WHAT IS REQUIRED
Could you write out the data that follows, exactly and in full?

DATA FOR THE TASK
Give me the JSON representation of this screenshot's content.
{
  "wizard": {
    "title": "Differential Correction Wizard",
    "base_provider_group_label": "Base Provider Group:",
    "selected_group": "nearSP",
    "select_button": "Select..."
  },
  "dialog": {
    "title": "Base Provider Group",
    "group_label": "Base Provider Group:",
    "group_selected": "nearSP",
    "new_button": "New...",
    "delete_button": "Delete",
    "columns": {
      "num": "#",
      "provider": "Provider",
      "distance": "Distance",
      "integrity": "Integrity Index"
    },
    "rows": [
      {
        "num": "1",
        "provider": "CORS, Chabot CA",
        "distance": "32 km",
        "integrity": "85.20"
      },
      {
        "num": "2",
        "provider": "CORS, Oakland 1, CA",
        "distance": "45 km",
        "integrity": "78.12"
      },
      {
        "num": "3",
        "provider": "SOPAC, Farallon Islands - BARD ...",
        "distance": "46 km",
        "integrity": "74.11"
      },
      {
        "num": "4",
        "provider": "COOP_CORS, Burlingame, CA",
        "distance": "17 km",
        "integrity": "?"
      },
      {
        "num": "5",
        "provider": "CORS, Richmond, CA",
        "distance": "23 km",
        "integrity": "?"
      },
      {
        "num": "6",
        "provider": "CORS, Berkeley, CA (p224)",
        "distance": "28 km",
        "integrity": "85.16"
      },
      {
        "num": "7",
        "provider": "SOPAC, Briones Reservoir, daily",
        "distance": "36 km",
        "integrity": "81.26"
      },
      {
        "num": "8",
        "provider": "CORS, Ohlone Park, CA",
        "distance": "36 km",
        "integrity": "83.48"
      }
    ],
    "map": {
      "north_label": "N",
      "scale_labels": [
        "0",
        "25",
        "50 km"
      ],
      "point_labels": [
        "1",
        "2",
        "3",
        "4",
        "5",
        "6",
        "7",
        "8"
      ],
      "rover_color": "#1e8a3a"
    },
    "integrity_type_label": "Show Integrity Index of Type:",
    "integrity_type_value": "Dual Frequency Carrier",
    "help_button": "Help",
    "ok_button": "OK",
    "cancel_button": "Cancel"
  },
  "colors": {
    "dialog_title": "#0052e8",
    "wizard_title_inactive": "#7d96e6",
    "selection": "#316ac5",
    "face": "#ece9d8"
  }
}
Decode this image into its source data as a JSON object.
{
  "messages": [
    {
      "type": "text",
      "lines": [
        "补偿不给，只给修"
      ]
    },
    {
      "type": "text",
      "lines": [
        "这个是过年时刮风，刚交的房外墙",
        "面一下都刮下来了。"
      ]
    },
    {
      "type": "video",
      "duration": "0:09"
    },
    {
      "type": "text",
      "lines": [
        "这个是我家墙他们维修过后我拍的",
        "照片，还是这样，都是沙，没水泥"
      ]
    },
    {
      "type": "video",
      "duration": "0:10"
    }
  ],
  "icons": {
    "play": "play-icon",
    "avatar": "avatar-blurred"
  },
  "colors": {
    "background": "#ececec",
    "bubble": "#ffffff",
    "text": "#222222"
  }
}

SOLUTION
Give me the JSON representation of this screenshot's content.
{
  "wizard": {
    "title": "Differential Correction Wizard",
    "base_provider_group_label": "Base Provider Group:",
    "selected_group": "nearSP",
    "select_button": "Select..."
  },
  "dialog": {
    "title": "Base Provider Group",
    "group_label": "Base Provider Group:",
    "group_selected": "nearSP",
    "new_button": "New...",
    "delete_button": "Delete",
    "columns": {
      "num": "#",
      "provider": "Provider",
      "distance": "Distance",
      "integrity": "Integrity Index"
    },
    "rows": [
      {
        "num": "1",
        "provider": "CORS, Chabot CA",
        "distance": "32 km",
        "integrity": "85.20"
      },
      {
        "num": "2",
        "provider": "CORS, Oakland 1, CA",
        "distance": "45 km",
        "integrity": "78.12"
      },
      {
        "num": "3",
        "provider": "SOPAC, Farallon Islands - BARD ...",
        "distance": "46 km",
        "integrity": "74.11"
      },
      {
        "num": "4",
        "provider": "COOP_CORS, Burlingame, CA",
        "distance": "17 km",
        "integrity": "?"
      },
      {
        "num": "5",
        "provider": "CORS, Richmond, CA",
        "distance": "23 km",
        "integrity": "?"
      },
      {
        "num": "6",
        "provider": "CORS, Berkeley, CA (p224)",
        "distance": "28 km",
        "integrity": "85.16"
      },
      {
        "num": "7",
        "provider": "SOPAC, Briones Reservoir, daily",
        "distance": "36 km",
        "integrity": "81.26"
      },
      {
        "num": "8",
        "provider": "CORS, Ohlone Park, CA",
        "distance": "36 km",
        "integrity": "83.48"
      }
    ],
    "map": {
      "north_label": "N",
      "scale_labels": [
        "0",
        "25",
        "50 km"
      ],
      "point_labels": [
        "1",
        "2",
        "3",
        "4",
        "5",
        "6",
        "7",
        "8"
      ],
      "rover_color": "#1e8a3a"
    },
    "integrity_type_label": "Show Integrity Index of Type:",
    "integrity_type_value": "Dual Frequency Carrier",
    "help_button": "Help",
    "ok_button": "OK",
    "cancel_button": "Cancel"
  },
  "colors": {
    "dialog_title": "#0052e8",
    "wizard_title_inactive": "#7d96e6",
    "selection": "#316ac5",
    "face": "#ece9d8"
  }
}
Decode this image into its source data as a JSON object.
{
  "messages": [
    {
      "type": "text",
      "lines": [
        "补偿不给，只给修"
      ]
    },
    {
      "type": "text",
      "lines": [
        "这个是过年时刮风，刚交的房外墙",
        "面一下都刮下来了。"
      ]
    },
    {
      "type": "video",
      "duration": "0:09"
    },
    {
      "type": "text",
      "lines": [
        "这个是我家墙他们维修过后我拍的",
        "照片，还是这样，都是沙，没水泥"
      ]
    },
    {
      "type": "video",
      "duration": "0:10"
    }
  ],
  "icons": {
    "play": "play-icon",
    "avatar": "avatar-blurred"
  },
  "colors": {
    "background": "#ececec",
    "bubble": "#ffffff",
    "text": "#222222"
  }
}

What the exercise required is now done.